Comic fandoms of all genres have a home in Pop Cultured at Mill No. 5. Renee Mallett owns the shop with her husband Mike Misiewicz and together they welcome anyone and everyone to explore and join their community of fans and gamers, which will now be easier with a recent expansion of the shop.
Renee says when new customers come into Pop Cultured, they are a little bit surprised at what they have to offer. Typical comic stores are dark little hole in the wall places that don’t feel bright, open and welcoming like Pop Cultured. She adds that the Mill No. 5 atmosphere adds to that feeling of being very inclusive. Even as a customer, before they opened their shop she felt that the mill had a very welcoming energy. And that feeling of inclusivity is mirrored by the customers who venture into the space. Their customers are those who don’t feel comfortable in a typical comic shop because they don’t fit the stereotype of what – in the comic world – are called “fanboys.” They are women, they are gender fluid, they are LGBTQ and they are families.
Renee adds that there is a lot of elitism in the geek word. There are many people who feel that if you don’t know the story arc of every character going back generations, you are not a real fan. For Renee and Mike, a real fan is anybody who loves a character or story genre. “If the first time you saw Xmen was an Xmen movie and you loved it, then you are a fan to us.” Renee says. Growing up reading comics and knowing all of the secondary characters that aren’t in the movies is not a prequalification. They are happy to welcome all fans.
Welcoming all fans is easier when there is a variety of items being offered. Mike and Renee’s five kids all have different interests, and those interests can be found within the shop. As the shop has grown over the almost 3 years it has been open, each child has been given seed money to order products within their niche to sell in the shop, and they are all given a commission on those sales. For example, Renee and Mike are not familiar with Anime, but one of their kids is, so when they wanted to bring it into the store, they ordered items based on what their friends were reading and talking about.
Renee notes that traditional school lacks the ability to teach kids how to be a boss, how to start a business and how to run a business. She thinks it is a big bonus that her kids have been able to see Pop Cultured come to life as a brick and mortar. They can see how hard it is and how rewarding it can be.
Renee is a writer and began writing comics for her illustrator friends.

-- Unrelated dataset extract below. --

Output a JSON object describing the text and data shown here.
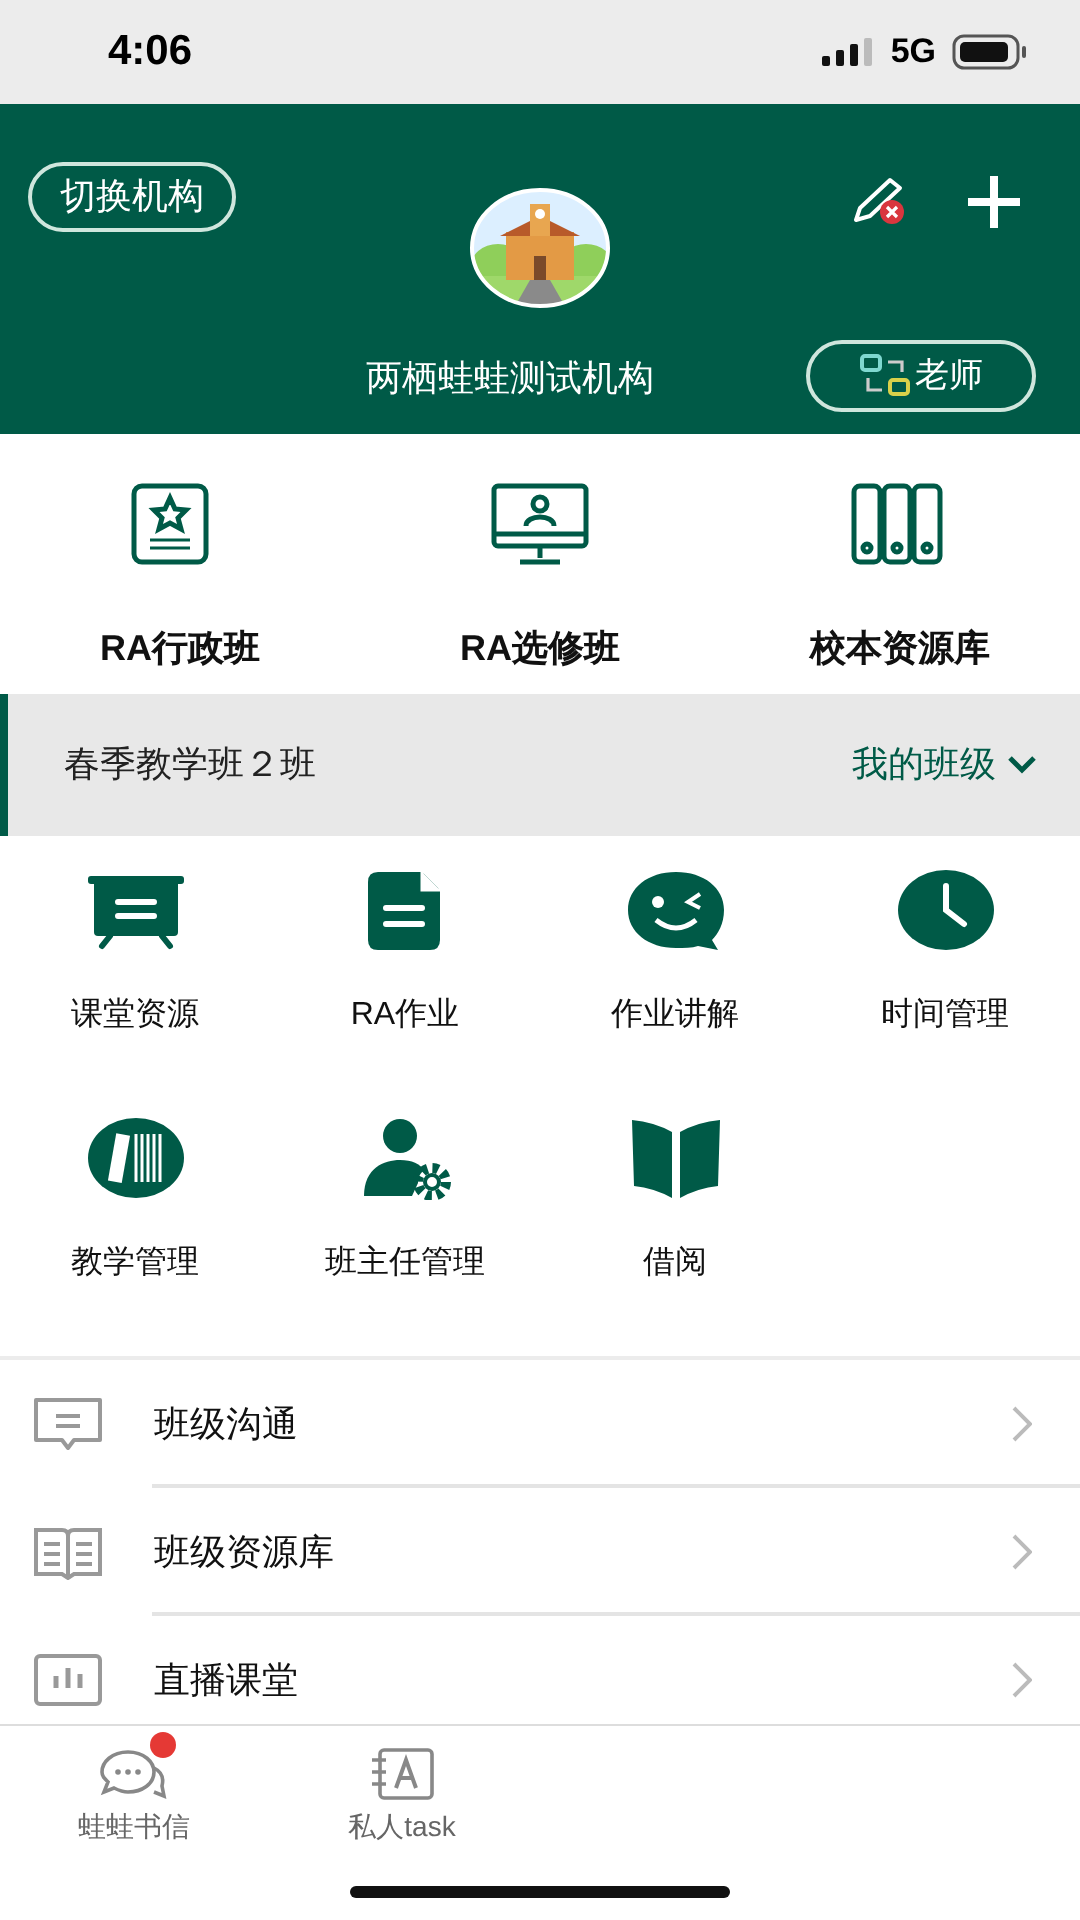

As she was attending conventions to promote their books, she realized that her books were selling as well. As a family they began attending various conventions and Pop Cultured became their family business at Comic Cons. They never started the business with the idea of growing into a physical location, they just started it because they loved doing events and interacting with people. While visiting Mill No. 5 as customers they realized that it would be a great place to have a pop-up shop as they had the products and knew of the need in the area. After having a conversation with owner Jim Lichoulas the idea of opening a shop happened organically.
Last month Pop Cultured expanded its footprint. With this change the shop has now doubled in size and most of that newfound space will be used as dedicated gaming space for fans to come together to play Dungeons and Dragons, Magic the Gathering and a newer game Warhammer. “Gaming has always been a big thing for us and sort of having a permanent space for people to come together felt even more important to us as the pandemic winds down.” All of the different fandoms are communities and having a place for those communities to gather has always been high on their priority list.
Also, in this new space they are dedicating more room for hobby items such as models, specialty markers and paint. Renee feels that a lot of the customers at the mill don’t just want to be sold something, but they want to create something that has their own personality to it. That is part of the creative spirit of Mill No. 5.